Preservative Paraben in Cosmetic
Parabens are a class of widely used preservatives in cosmetic and pharmaceutical products. Chemically, theyare a series of parahydroxybenzoates or esters ofparahydroxybenzoic acid. Parabens are effectivepreservatives in many types of formulas. Thesecompounds, and their salts, are used primarily for theirbactericidal and fungicidal properties. They are found inshampoos, commercial moisturizers, shaving gels, personal lubricants, topical/parenteral pharmaceuticals, suntan products, makeup, and toothpaste. They are alsoused as food preservatives.
Different types include methyl-, ethyl-, propyl-, isobutyl-paraben, etc. Parabens are widely used because they’re very effective at a low dose, especially compared to all the other preservatives out there. They have no smell or color, are very easy to use, and are generally well tolerated by our skin. At the same time, parabens are one of the most vilified ingredients in the cosmetic industry. The scrutiny seems to stem from a 2004 study, which found traces of parabens in breast tumors. It’s important to note that this study didn’t compare levels of parabens in normal breast tissue to cancerous breast tissue. Instead, journalists reporting on this study drew their conclusions based on the assumption that parabens were found at a higher level in individuals with breast cancer.
Today, parabens are thought to be weak estrogen mimics and potential endocrine disruptors, implicated in a variety of hormonal related problems such as breast cancer, testicular cancer, and declining sperm counts.

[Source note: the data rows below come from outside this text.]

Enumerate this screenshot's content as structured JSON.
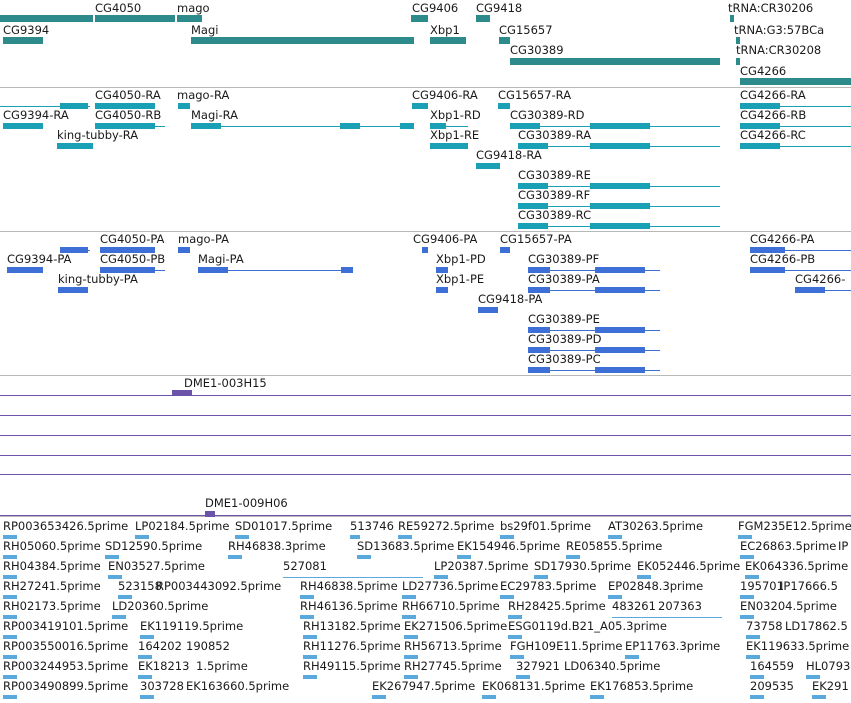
{
  "colors": {
    "gene": "#2e8b8b",
    "transcript": "#1aa0b4",
    "protein": "#3d6fd6",
    "clone": "#6a53a8",
    "est": "#5aa9dd",
    "separator": "#b8b8b8"
  },
  "genes": {
    "labels": [
      "CG4050",
      "mago",
      "CG9406",
      "CG9418",
      "tRNA:CR30206",
      "CG9394",
      "Magi",
      "Xbp1",
      "CG15657",
      "tRNA:G3:57BCa",
      "CG30389",
      "tRNA:CR30208",
      "CG4266"
    ]
  },
  "transcripts": {
    "labels": [
      "CG4050-RA",
      "mago-RA",
      "CG9406-RA",
      "CG15657-RA",
      "CG4266-RA",
      "CG9394-RA",
      "CG4050-RB",
      "Magi-RA",
      "Xbp1-RD",
      "CG30389-RD",
      "CG4266-RB",
      "king-tubby-RA",
      "Xbp1-RE",
      "CG30389-RA",
      "CG4266-RC",
      "CG9418-RA",
      "CG30389-RE",
      "CG30389-RF",
      "CG30389-RC"
    ]
  },
  "proteins": {
    "labels": [
      "CG4050-PA",
      "mago-PA",
      "CG9406-PA",
      "CG15657-PA",
      "CG4266-PA",
      "CG9394-PA",
      "CG4050-PB",
      "Magi-PA",
      "Xbp1-PD",
      "CG30389-PF",
      "CG4266-PB",
      "king-tubby-PA",
      "Xbp1-PE",
      "CG30389-PA",
      "CG4266-",
      "CG9418-PA",
      "CG30389-PE",
      "CG30389-PD",
      "CG30389-PC"
    ]
  },
  "clones": {
    "labels": [
      "DME1-003H15",
      "DME1-009H06"
    ]
  },
  "ests": {
    "labels": [
      "RP003653426.5prime",
      "LP02184.5prime",
      "SD01017.5prime",
      "513746",
      "RE59272.5prime",
      "bs29f01.5prime",
      "AT30263.5prime",
      "FGM235E12.5prime",
      "RH05060.5prime",
      "SD12590.5prime",
      "RH46838.3prime",
      "SD13683.5prime",
      "EK154946.5prime",
      "RE05855.5prime",
      "EC26863.5prime",
      "IP",
      "RH04384.5prime",
      "EN03527.5prime",
      "527081",
      "LP20387.5prime",
      "SD17930.5prime",
      "EK052446.5prime",
      "EK064336.5prime",
      "RH27241.5prime",
      "523158",
      "RP003443092.5prime",
      "RH46838.5prime",
      "LD27736.5prime",
      "EC29783.5prime",
      "EP02848.3prime",
      "195701",
      "IP17666.5",
      "RH02173.5prime",
      "LD20360.5prime",
      "RH46136.5prime",
      "RH66710.5prime",
      "RH28425.5prime",
      "483261",
      "207363",
      "EN03204.5prime",
      "RP003419101.5prime",
      "EK119119.5prime",
      "RH13182.5prime",
      "EK271506.5prime",
      "ESG0119d.B21_A05.3prime",
      "73758",
      "LD17862.5",
      "RP003550016.5prime",
      "164202",
      "190852",
      "RH11276.5prime",
      "RH56713.5prime",
      "FGH109E11.5prime",
      "EP11763.3prime",
      "EK119633.5prime",
      "RP003244953.5prime",
      "EK18213",
      "1.5prime",
      "RH49115.5prime",
      "RH27745.5prime",
      "327921",
      "LD06340.5prime",
      "164559",
      "HL0793",
      "RP003490899.5prime",
      "303728",
      "EK163660.5prime",
      "EK267947.5prime",
      "EK068131.5prime",
      "EK176853.5prime",
      "209535",
      "EK291"
    ]
  }
}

With that said, in my research through the available literature, most of the conclusions related to adverse health effects were made from anecdotal assumptions or had really unrealistic methods. What do I mean? There hasn’t been a replicated study to show that parabens (especially the ones most commonly used in cosmetics, methyl & ethyl-) cause endocrine or hormonal disruption (especially at the dosage in your cosmetic products) in humans, and there hasn’t been a study that concluded with significant evidence that these chemicals cause the above health issues. Just because it’s seen in tissues doesn’t mean it’s causing harm. Correlation does not mean causation. More studies need to compare paraben concentrations in healthy tissues to diseased tissues, and to determine the actual biological effects (from amounts comparable to our exposure). With respect to the unrealistic methods, most of these studies included mouse models. In the studies, they often included high dose ingestion or frequent application of parabens. I say unrealistic because these would be over 100 times greater concentration for the mice than what’s in an entire cosmetic product. To add, we don’t typically use a product in one application. Instead, we’ll use it over a longer time frame, like a month in the case of shampoo. I’m not going to conclude that parabens are good or bad for our health, but it’s important to know the limitations of the research. More studies need to be done to say conclusively that parabens, at the low levels used in cosmetics, are damaging to our health.
It’s worth noting that, with respect to endocrine disruption, while parabens are a weak estrogen mimic, Butylparaben (one of the more estrogenic parabens, these effects increase with carbon chain length/branching) is 10,000 times less potent than estradiol, which they compete with to bind receptors to have an estrogenic effect. Due to a rapid metabolism of parabens, if they do have estrogenic effects, it’s probably not through directly activating estrogen receptors.
More concrete troubling conclusions seem to lie within environmental studies. For example, although more than 90% of parabens are removed from our wastewater via treatment plants, they’re still very frequently found in aquatic ecosystems across all of our oceans, particularly methyl- and propylparaben, despite being biodegradable. With that said, while they are found throughout our worldwide aquatic ecosystems, we don’t really know if they’re actually having an adverse effect on them. More studies need to be done, again, to determine the biological impacts of these ingredients. Given how much more potent our own hormones are, especially when we take things like birth control pills, how do parabens interact with the environment compared to our pee? So many questions yet to be answered.
In cosmetics, many paraben types have been tested to be well tolerated on our skin up to levels of 25%. In contrast, these ingredients typically range from 0.01 to 0.3% in a product. After extensive testing, parabens seem to be the least allergenic preservatives on the market. But, because of some of the research mentioned above, there’s been incredible pressure on the industry to find alternatives. Unfortunately, the alternatives are often more allergenic… which isn’t good news for our emerging skin allergy epidemic. This epidemic may be being driven by antibacterial agents, like parabens and other preservatives, by altering our skin microflora? There’s so much going on here and so much uncertainty now that we’re learning more about our bacterial inhabitants.